■ Your goal:
Across the entries below, how many lines include "Community"? Give the number and nothing else.

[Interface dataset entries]
━━━━━━━━━━━━━━━━━━━━━━━━━━━━━━
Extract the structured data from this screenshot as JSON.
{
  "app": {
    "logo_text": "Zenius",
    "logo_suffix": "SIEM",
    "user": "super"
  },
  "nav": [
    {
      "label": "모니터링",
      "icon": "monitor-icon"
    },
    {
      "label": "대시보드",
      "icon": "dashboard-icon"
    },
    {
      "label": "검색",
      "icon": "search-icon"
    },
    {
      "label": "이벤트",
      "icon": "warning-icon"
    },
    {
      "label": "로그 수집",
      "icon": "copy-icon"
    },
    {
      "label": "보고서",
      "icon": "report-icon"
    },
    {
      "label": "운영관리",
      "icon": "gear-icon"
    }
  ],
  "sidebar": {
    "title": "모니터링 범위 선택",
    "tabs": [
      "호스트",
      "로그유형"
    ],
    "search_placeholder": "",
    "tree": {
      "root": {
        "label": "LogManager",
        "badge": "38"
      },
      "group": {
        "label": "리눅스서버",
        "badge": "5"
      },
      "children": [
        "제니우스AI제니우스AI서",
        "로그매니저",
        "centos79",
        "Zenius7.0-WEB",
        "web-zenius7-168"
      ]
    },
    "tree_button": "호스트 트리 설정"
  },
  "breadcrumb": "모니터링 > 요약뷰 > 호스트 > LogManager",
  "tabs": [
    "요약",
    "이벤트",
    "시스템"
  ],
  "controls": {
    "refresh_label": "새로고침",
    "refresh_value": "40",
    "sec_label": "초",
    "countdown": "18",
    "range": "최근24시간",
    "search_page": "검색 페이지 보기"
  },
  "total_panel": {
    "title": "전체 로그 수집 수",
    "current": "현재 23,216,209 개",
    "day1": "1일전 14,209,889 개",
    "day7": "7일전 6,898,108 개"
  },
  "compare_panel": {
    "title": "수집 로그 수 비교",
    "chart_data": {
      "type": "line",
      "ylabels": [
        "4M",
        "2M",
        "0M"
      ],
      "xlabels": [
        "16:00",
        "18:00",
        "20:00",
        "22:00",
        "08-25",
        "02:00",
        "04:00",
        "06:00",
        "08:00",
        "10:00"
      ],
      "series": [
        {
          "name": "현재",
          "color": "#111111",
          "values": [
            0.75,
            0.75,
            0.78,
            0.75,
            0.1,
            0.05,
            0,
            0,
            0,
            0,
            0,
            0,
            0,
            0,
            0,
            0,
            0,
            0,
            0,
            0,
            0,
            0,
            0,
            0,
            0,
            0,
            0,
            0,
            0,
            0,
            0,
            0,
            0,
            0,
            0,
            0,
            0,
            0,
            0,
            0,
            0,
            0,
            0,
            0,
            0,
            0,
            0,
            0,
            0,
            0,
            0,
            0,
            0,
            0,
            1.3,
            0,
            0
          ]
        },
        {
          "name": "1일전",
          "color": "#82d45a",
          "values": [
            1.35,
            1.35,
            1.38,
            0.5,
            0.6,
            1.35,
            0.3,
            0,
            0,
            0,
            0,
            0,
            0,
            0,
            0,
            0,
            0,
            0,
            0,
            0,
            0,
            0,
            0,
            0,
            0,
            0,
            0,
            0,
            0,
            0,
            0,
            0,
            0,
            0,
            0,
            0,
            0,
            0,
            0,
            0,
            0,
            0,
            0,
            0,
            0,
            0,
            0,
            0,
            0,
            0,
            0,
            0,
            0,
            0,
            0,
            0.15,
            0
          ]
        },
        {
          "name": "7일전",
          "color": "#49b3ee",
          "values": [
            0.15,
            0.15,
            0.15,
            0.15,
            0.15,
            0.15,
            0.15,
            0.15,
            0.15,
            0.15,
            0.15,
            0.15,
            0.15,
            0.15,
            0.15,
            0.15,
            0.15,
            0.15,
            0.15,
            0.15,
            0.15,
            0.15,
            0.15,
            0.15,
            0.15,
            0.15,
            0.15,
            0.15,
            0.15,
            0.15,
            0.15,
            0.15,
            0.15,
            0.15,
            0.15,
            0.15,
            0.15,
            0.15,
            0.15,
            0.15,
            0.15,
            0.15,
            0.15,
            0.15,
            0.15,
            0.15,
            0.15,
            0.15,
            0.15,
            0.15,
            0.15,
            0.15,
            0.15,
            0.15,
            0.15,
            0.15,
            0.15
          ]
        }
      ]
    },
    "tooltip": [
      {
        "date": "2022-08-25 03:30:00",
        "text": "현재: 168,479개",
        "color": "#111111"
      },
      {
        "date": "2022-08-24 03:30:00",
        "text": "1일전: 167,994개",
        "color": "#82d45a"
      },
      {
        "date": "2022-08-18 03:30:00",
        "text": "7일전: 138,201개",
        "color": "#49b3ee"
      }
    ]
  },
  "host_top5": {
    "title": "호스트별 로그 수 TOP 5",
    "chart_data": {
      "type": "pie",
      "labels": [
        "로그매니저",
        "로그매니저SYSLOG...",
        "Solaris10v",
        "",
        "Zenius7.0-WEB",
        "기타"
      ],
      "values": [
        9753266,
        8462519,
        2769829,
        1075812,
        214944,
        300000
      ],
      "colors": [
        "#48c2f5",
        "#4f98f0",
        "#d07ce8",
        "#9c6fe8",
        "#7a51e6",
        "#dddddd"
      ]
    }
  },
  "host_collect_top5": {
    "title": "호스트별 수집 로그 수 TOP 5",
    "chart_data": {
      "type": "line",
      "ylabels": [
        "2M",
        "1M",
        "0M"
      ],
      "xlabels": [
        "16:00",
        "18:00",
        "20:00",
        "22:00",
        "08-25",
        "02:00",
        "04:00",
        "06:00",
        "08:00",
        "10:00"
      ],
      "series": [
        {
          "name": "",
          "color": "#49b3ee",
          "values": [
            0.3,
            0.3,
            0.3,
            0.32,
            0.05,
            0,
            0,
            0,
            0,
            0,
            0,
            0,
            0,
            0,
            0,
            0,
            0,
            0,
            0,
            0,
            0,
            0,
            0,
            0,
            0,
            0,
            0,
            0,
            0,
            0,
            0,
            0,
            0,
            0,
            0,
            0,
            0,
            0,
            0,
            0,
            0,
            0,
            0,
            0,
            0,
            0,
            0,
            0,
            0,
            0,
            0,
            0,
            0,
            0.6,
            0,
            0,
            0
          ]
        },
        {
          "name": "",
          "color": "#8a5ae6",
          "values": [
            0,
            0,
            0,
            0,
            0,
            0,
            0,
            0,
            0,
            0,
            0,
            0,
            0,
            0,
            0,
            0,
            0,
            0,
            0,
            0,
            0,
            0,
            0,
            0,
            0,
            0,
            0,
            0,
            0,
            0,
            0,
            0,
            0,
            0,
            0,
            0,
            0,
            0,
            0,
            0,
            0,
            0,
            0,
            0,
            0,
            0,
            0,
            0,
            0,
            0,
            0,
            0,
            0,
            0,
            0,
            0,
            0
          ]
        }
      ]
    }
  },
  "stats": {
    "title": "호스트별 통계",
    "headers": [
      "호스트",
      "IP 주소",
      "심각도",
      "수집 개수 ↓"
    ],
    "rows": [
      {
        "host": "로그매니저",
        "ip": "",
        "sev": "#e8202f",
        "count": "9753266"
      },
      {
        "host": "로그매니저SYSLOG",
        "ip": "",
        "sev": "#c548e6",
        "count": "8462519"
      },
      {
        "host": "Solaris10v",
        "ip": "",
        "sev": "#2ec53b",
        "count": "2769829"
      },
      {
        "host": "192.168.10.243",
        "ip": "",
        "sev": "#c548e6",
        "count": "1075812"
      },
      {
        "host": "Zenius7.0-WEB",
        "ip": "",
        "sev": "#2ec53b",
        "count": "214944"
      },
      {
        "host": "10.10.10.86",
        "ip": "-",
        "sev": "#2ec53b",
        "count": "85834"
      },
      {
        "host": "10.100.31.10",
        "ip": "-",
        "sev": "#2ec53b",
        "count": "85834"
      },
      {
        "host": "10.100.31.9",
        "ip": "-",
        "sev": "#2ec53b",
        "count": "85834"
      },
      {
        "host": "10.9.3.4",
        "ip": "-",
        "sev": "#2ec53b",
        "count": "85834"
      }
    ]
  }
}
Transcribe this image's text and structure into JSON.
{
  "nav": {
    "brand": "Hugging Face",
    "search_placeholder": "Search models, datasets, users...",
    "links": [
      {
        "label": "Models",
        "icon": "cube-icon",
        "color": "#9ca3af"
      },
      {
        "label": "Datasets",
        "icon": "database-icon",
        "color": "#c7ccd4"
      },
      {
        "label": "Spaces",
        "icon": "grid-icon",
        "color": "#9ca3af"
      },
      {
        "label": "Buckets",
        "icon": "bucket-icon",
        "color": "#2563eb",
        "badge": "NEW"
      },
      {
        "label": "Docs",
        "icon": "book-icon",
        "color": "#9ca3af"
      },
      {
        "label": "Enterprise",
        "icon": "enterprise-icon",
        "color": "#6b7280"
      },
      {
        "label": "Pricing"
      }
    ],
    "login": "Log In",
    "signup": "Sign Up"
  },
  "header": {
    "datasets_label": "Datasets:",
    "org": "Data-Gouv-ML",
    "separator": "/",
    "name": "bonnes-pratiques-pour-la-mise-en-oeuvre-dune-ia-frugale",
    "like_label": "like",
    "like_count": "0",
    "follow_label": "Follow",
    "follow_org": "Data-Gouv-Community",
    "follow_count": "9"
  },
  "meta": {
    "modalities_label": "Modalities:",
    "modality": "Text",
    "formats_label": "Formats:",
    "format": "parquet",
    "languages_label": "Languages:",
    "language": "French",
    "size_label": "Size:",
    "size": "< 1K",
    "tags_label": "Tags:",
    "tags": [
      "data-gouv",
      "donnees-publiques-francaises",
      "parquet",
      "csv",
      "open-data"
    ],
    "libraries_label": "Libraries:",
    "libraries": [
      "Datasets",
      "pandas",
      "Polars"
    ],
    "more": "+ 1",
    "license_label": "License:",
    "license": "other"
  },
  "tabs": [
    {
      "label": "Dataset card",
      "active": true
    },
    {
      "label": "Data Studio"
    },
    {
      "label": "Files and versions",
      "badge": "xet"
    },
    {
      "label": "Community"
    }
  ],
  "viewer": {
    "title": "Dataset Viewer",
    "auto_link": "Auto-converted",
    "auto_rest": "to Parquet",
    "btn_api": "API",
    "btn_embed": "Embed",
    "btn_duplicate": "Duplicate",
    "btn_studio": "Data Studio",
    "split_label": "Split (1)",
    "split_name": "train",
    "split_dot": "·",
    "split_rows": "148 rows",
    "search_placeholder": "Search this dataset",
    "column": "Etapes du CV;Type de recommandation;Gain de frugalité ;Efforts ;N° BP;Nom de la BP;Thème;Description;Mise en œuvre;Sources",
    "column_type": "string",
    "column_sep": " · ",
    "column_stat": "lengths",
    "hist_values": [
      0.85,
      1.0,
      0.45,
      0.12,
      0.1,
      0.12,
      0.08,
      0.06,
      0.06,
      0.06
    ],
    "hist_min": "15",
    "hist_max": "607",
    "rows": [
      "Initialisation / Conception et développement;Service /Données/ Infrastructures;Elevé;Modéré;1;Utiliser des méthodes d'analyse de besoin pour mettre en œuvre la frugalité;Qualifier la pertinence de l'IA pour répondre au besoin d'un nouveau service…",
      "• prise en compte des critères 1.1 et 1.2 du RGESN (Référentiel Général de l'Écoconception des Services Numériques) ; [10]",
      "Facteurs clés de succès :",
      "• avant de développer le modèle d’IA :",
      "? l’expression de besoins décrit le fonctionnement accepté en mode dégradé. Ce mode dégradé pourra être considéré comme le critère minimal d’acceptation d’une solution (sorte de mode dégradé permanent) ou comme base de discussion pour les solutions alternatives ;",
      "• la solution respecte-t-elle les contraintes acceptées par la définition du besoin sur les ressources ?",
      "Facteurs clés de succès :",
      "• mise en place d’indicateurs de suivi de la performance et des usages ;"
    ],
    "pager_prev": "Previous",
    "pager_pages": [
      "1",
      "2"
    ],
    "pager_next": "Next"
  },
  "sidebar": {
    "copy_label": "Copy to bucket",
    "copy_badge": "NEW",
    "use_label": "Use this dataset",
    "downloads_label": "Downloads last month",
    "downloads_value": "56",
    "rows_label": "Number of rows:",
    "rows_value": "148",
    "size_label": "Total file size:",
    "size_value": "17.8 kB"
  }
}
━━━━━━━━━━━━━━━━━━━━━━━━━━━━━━
■ Final answer:
2